> _Exercise brief_
Please give the number of lines in the material below that contain "name", and provide nothing besides that number.

##### Provided records

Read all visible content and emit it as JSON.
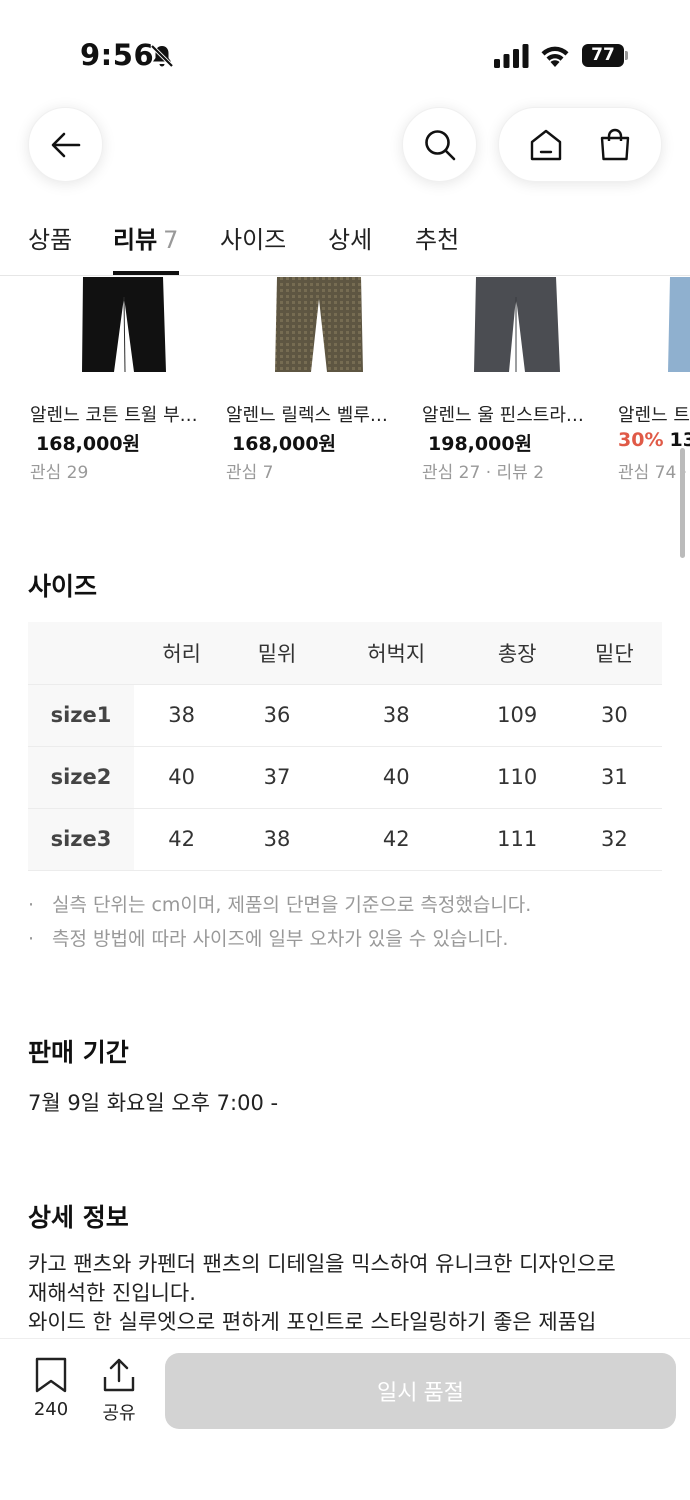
{
  "status_bar": {
    "time": "9:56",
    "battery": "77"
  },
  "nav": {
    "back_icon": "arrow-left-icon",
    "search_icon": "search-icon",
    "home_icon": "home-icon",
    "bag_icon": "shopping-bag-icon"
  },
  "tabs": [
    {
      "label": "상품",
      "count": ""
    },
    {
      "label": "리뷰",
      "count": "7"
    },
    {
      "label": "사이즈",
      "count": ""
    },
    {
      "label": "상세",
      "count": ""
    },
    {
      "label": "추천",
      "count": ""
    }
  ],
  "active_tab": "리뷰",
  "products": [
    {
      "name": "알렌느 코튼 트윌 부…",
      "discount": "",
      "price": "168,000원",
      "meta": "관심 29"
    },
    {
      "name": "알렌느 릴렉스 벨루…",
      "discount": "",
      "price": "168,000원",
      "meta": "관심 7"
    },
    {
      "name": "알렌느 울 핀스트라…",
      "discount": "",
      "price": "198,000원",
      "meta": "관심 27 · 리뷰 2"
    },
    {
      "name": "알렌느 트",
      "discount": "30%",
      "price": "13",
      "meta": "관심 74 ·"
    }
  ],
  "size_section": {
    "title": "사이즈",
    "columns": [
      "허리",
      "밑위",
      "허벅지",
      "총장",
      "밑단"
    ],
    "rows": [
      {
        "label": "size1",
        "values": [
          "38",
          "36",
          "38",
          "109",
          "30"
        ]
      },
      {
        "label": "size2",
        "values": [
          "40",
          "37",
          "40",
          "110",
          "31"
        ]
      },
      {
        "label": "size3",
        "values": [
          "42",
          "38",
          "42",
          "111",
          "32"
        ]
      }
    ],
    "notes": [
      "실측 단위는 cm이며, 제품의 단면을 기준으로 측정했습니다.",
      "측정 방법에 따라 사이즈에 일부 오차가 있을 수 있습니다."
    ]
  },
  "sale_period": {
    "title": "판매 기간",
    "value": "7월 9일 화요일 오후 7:00 -"
  },
  "details": {
    "title": "상세 정보",
    "lines": [
      "카고 팬츠와 카펜더 팬츠의 디테일을 믹스하여 유니크한 디자인으로",
      "재해석한 진입니다.",
      "와이드 한 실루엣으로 편하게 포인트로 스타일링하기 좋은 제품입"
    ]
  },
  "bottom_bar": {
    "bookmark_count": "240",
    "share_label": "공유",
    "soldout_label": "일시 품절"
  },
  "colors": {
    "discount": "#e05a47",
    "disabled_button": "#d3d3d3"
  }
}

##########

> _Solution to this task_
4